"I just want to compete in California and I understand the drawbacks, the cost of media, all of those aspects of it," McCain said aboard his Straight Talk Express bus after a town hall-style event in Waco, Texas. "I think as a Western senator, I understand their issues. I think environmental issues are very important in California. I think I can appeal to the Hispanic voter. I think I can appeal to the Asian voter. I think I can appeal to the independent voter, which is a larger and larger percent of registered voters. I don't think as a candidate that I want to say we're not going to compete in the largest state in America, which is right next door to my home state of Arizona."
California has 55 electoral votes, far more than any other state. It has not gone Republican in a presidential election since George H.W. Bush defeated Michael Dukakis in the Golden State in 1988.
California has two Democratic senators, Dianne Feinstein and Barbara Boxer, but a Republican governor, Arnold Schwarzenegger, who was re-elected in 2006. Schwarzenegger has endorsed McCain.
McCain outlined his intention to run hard in California while discussing his plan to expand his electoral state strategy beyond that of George W. Bush's when he won in 2000 and 2004.
"One thing I really will insist on is to campaign everywhere," he said. "As you know, sometimes you go to those states that you, quote, have to win. I think we've got to go to as many states as possible and as many areas as possible in the country, including competing in California. I think there are states that we can put in play that were not in play before."
In addition to California, Steve Schmidt, a senior adviser to McCain who worked on Schwarzenegger's 2006 campaign, cited Washington, Oregon, New Jersey, Pennsylvania, Connecticut, New Hampshire and Maine as states that went Democratic in 2004, but may be ripe for McCain to take in 2008.
"There are states that were not on the table -- blue in 2004 -- very much in play [this year]," Schmidt said. "I don't see any of the red states that were off the table [in 2004] becoming competitive for either Sen. [Barack] Obama or Sen. [Hillary] Clinton."
McCain said he would not fully make the transition to a general election campaign until he secures the 1,191-delegate majority needed to win the GOP nomination.
By his campaign's delegate count, it expects to surpass that "magic number" in the four Republican primaries that will be held today: Texas, Ohio, Rhode Island and Vermont.
Once McCain reaches 1,191, he said he can then begin enlisting help from the national party in devising strategy and summoning resources for the general election battle.

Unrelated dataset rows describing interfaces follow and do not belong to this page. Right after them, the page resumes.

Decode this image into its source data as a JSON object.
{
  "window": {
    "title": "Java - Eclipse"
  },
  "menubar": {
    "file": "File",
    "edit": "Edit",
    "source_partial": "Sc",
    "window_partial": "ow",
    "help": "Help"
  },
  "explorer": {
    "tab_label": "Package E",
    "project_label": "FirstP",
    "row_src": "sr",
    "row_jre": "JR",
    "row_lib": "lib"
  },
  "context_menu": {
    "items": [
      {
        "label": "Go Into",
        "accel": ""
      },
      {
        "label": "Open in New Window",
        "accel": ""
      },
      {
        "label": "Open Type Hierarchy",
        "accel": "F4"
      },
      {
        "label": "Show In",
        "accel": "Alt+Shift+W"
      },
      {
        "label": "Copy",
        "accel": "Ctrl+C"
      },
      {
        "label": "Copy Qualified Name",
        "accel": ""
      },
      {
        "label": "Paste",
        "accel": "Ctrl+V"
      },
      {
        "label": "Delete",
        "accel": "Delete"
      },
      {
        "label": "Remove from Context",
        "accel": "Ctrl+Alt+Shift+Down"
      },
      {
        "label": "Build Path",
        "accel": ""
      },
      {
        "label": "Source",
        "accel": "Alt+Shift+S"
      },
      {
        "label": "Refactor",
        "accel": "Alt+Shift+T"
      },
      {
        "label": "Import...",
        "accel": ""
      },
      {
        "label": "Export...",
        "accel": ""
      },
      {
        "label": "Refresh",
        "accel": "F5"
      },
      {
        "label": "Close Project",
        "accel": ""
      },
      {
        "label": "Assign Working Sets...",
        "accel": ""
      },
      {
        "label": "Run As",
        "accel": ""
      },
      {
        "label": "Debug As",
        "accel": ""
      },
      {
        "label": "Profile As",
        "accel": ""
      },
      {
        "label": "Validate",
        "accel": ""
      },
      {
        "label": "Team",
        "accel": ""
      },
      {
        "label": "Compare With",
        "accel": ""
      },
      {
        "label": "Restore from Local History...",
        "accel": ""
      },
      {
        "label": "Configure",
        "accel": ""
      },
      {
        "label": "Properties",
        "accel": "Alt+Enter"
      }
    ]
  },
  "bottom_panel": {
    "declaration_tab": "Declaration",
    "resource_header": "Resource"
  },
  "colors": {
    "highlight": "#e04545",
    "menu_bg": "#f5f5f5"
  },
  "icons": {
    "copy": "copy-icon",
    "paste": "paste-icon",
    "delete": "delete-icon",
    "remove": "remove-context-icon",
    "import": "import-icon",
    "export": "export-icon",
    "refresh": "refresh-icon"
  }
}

"We all know what we need to do once we've sewn it up," he said. "It's all obvious. What are the most important issues? What are the challenges? How do we motivate our base? Where do we need to spend our time and money?"
Signaling his belief that international affairs and national security are his strength against either Obama or Clinton, McCain spoke at length at two campaign stops Monday about the Russian presidential election -- "obviously an election that wouldn't pass the smell tests in any functioning democracy," he said -- Iran, the current violence between Israelis and Palestinians in Gaza and mounting tensions between Colombia and Venezuela.